the ordinary. Not everyone likes creativity. Remember that your
application needs to be professional from start to finish. Personal
statements written in the form of an admission history and physical,
story, newspaper article, or other "creative" methods are unnecessary
and can probably hurt more than they help. For every reader
that may be entertained by these formats, there may be five
that feel it unprofessional and inappropriate.
your personal statement is key
The personal statement must be grammatically flawless.
Any typographical error, spelling mistake, misplaced comma,
or run-on sentence will appear unprofessional to program directors.
As a resident, you will be expected to write admission history
and physical exam reports and daily progress notes. Residency
programs may wonder what kind of notes you will write on the
wards given limited time if your personal statement, which you
had weeks, even months to perfect, contains mistakes.
Remember that all this information should fit on one typewritten
page. There is not a lot of space to waste, so each sentence
should be very carefully crafted and should serve a purpose.
Each sentence needs to be essential. When it comes to editing,
sometimes the most difficult part comes to shortening the personal
statement. Ask yourself if each sentence is absolutely needed.
people to read and re-read your personal statement
Often it becomes difficult to edit work that you
have written yourself. Small mistakes can be easily overlooked
by the author. Ask your peers, residents, faculty, and residency
advisors to read your personal statement. Be open to criticism,

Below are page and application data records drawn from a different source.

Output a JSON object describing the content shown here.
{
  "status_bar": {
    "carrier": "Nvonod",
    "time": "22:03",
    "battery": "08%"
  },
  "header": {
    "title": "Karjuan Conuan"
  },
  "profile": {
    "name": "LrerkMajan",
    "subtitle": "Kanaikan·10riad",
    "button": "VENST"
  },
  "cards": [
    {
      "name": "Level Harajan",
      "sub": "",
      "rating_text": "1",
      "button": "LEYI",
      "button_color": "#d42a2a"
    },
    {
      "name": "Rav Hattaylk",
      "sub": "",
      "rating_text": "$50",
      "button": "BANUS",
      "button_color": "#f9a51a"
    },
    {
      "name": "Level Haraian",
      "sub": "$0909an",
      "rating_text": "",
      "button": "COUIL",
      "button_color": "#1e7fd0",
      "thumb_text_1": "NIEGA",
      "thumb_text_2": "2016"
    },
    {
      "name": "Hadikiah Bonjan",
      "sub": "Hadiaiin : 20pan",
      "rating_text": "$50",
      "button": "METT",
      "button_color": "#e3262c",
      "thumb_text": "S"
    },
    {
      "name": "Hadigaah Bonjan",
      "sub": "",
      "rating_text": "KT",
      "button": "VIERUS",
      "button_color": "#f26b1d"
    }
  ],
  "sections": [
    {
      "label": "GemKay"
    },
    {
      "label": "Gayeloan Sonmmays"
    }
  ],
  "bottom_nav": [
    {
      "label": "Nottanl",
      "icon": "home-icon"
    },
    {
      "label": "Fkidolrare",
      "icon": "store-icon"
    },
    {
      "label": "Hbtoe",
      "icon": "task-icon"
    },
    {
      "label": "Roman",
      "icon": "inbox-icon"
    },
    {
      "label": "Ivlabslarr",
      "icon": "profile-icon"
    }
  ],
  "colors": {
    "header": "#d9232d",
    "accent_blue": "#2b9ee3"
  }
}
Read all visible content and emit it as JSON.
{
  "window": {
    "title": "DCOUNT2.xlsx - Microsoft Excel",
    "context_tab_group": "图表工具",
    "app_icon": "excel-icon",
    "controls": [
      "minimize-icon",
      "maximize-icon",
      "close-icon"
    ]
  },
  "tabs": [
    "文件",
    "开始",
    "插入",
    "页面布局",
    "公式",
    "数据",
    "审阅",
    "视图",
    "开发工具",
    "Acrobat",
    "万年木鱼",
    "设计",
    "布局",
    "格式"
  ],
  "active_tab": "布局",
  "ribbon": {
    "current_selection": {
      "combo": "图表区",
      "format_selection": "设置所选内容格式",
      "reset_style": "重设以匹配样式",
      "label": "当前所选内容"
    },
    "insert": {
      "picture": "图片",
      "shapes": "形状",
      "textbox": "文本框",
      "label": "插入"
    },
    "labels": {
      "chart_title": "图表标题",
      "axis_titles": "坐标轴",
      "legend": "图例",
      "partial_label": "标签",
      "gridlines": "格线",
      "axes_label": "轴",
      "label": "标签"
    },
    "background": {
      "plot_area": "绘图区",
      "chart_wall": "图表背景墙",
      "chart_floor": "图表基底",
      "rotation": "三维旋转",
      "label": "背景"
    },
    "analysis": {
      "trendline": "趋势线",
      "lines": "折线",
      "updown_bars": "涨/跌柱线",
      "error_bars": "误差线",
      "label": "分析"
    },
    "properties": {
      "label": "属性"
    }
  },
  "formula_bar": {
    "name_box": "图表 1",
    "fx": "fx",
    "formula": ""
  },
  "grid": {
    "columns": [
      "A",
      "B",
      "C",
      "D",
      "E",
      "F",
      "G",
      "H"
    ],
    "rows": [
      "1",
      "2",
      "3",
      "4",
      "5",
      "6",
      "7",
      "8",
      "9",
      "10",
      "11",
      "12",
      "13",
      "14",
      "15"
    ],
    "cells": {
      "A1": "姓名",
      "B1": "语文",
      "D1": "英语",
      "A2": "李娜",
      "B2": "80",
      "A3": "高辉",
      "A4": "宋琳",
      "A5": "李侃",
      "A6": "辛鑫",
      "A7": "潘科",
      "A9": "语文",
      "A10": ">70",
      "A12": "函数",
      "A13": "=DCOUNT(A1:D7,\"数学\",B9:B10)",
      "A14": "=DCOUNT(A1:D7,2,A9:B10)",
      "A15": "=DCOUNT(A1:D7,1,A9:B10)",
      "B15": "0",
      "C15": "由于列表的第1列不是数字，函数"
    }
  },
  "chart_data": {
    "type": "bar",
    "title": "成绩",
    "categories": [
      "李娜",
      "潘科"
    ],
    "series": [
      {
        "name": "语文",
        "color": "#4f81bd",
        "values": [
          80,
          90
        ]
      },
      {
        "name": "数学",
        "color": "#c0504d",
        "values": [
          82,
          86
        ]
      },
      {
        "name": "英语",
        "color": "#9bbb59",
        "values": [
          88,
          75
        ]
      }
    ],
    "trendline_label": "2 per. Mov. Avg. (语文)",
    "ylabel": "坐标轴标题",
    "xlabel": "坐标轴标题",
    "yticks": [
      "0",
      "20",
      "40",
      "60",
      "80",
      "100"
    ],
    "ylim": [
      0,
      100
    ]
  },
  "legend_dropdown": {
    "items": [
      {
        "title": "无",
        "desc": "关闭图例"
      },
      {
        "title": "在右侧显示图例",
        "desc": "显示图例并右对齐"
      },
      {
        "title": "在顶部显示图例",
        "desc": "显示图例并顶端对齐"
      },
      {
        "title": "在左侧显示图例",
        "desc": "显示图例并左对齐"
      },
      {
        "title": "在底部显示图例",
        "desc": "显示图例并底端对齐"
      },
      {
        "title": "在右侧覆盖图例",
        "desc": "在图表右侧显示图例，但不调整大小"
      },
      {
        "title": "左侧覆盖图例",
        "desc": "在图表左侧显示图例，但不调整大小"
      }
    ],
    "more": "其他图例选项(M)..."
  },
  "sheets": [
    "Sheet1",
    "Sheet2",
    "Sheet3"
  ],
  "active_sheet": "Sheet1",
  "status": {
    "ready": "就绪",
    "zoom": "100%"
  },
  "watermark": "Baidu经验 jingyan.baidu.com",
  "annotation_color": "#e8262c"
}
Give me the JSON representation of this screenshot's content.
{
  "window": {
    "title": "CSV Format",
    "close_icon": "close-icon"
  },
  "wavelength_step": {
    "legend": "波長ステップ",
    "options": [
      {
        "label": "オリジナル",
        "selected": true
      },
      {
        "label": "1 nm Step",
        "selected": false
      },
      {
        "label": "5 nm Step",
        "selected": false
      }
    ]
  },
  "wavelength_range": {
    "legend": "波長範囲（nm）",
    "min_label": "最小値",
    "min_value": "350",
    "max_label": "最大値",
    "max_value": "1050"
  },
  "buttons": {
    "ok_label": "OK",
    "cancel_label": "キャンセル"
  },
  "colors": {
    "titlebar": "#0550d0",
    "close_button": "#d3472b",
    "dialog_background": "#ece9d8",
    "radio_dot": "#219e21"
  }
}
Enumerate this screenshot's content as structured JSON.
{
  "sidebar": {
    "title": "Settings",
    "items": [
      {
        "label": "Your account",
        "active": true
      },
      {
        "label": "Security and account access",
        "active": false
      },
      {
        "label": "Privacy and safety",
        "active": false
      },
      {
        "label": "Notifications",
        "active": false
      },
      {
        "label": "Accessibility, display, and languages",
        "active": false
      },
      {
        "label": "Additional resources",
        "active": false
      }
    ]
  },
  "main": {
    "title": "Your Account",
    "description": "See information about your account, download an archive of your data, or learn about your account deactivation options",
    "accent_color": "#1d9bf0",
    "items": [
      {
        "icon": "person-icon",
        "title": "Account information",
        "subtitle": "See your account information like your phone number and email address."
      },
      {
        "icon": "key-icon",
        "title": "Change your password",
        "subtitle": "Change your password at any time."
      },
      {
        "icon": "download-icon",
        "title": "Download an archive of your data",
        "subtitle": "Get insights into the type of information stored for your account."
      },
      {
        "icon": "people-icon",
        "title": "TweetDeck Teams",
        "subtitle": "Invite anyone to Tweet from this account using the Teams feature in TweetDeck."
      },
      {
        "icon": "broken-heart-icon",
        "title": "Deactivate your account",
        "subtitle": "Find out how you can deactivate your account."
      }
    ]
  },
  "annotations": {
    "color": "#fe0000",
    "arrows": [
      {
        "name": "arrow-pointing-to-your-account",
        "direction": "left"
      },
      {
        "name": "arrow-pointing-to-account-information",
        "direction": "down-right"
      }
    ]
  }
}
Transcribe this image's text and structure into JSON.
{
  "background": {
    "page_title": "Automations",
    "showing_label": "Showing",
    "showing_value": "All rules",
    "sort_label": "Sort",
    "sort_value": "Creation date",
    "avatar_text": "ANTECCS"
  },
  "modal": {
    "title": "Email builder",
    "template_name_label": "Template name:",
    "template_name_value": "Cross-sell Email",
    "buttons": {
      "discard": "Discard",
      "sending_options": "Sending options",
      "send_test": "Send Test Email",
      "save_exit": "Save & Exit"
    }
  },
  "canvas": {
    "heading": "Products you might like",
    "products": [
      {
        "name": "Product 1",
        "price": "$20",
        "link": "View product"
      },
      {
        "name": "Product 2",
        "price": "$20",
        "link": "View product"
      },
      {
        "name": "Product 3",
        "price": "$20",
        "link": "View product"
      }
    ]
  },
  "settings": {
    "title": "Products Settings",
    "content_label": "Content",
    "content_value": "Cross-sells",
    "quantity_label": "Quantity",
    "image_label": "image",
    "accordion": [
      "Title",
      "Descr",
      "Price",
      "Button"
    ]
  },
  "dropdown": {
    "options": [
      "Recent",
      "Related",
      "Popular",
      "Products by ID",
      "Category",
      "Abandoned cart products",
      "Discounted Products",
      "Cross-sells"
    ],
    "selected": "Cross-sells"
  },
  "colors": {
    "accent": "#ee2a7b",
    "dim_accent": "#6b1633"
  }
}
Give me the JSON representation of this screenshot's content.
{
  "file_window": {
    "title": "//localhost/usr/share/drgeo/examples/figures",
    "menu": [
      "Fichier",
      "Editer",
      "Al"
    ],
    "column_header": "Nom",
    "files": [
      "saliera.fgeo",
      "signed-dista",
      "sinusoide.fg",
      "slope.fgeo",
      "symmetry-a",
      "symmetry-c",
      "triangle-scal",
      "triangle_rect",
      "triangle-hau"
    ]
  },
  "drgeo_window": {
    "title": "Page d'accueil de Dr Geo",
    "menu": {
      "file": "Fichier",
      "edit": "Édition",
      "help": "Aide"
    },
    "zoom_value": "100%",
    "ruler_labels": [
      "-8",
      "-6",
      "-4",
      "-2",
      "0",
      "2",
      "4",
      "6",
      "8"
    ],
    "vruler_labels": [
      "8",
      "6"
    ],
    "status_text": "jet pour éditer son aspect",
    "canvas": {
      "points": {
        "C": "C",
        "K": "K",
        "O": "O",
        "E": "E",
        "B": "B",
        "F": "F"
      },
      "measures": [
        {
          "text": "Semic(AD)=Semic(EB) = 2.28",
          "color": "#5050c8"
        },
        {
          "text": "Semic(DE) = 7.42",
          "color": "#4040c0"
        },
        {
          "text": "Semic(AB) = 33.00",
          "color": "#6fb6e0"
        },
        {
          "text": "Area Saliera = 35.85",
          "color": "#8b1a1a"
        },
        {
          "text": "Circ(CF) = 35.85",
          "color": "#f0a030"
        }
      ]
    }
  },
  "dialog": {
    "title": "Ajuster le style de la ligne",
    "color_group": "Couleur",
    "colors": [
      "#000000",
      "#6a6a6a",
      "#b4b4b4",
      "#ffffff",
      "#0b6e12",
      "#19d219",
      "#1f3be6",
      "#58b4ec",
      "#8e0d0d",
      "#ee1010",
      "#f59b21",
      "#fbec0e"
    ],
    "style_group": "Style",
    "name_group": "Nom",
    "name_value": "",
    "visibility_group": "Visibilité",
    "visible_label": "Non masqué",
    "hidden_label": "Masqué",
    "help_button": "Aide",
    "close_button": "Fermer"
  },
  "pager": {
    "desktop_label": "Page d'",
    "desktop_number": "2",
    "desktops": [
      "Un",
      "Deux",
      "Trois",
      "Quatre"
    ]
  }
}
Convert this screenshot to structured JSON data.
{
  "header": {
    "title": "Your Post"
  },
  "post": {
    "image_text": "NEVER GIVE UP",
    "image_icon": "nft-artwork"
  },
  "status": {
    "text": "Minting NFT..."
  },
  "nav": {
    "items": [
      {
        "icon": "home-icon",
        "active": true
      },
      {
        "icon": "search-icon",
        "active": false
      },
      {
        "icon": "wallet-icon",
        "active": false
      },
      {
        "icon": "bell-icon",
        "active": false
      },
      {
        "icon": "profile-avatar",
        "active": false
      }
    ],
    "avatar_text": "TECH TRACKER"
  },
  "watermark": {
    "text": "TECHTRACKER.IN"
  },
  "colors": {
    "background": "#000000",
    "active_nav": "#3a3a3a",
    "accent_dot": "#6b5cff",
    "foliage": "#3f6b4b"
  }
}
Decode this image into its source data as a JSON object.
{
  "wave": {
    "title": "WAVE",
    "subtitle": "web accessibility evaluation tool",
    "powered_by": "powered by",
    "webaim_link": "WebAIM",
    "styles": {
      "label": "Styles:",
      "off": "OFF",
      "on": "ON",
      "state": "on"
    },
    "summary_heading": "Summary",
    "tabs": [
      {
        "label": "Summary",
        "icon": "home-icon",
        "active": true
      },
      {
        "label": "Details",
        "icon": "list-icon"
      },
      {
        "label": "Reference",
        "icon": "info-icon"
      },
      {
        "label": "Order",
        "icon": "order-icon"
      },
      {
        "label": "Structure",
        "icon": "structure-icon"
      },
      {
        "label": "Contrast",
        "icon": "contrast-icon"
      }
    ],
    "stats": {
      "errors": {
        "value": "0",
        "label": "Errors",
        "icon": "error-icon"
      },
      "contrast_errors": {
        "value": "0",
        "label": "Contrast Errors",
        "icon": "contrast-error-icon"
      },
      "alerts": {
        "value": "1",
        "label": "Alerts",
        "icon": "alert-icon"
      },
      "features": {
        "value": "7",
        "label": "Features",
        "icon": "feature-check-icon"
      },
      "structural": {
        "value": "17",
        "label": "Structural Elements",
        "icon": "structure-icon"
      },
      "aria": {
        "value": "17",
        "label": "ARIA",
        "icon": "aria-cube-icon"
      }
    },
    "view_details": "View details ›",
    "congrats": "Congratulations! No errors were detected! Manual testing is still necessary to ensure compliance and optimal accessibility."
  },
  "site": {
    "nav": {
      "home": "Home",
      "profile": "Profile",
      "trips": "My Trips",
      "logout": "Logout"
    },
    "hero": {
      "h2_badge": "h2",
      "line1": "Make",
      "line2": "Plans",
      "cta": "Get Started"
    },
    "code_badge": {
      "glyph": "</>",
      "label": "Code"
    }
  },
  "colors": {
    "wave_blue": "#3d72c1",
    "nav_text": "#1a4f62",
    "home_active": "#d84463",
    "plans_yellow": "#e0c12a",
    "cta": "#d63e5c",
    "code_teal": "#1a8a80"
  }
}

as often an extra opinion can bring major improvements to a
personal statement. If you can find a faculty member at your
institution who has experience in reading residency personal
statements, ask for help.
get so caught up in writing your personal statement that you
neglect other aspects of the application
The entire application process is all about timing
and organization. Do not spend so much time writing your personal
statement that you neglect other areas of your application,
such as asking for letters of recommendation. While it is true
that the personal statement is important, remember to keep the
entire process in perspective and don't kill yourself over writing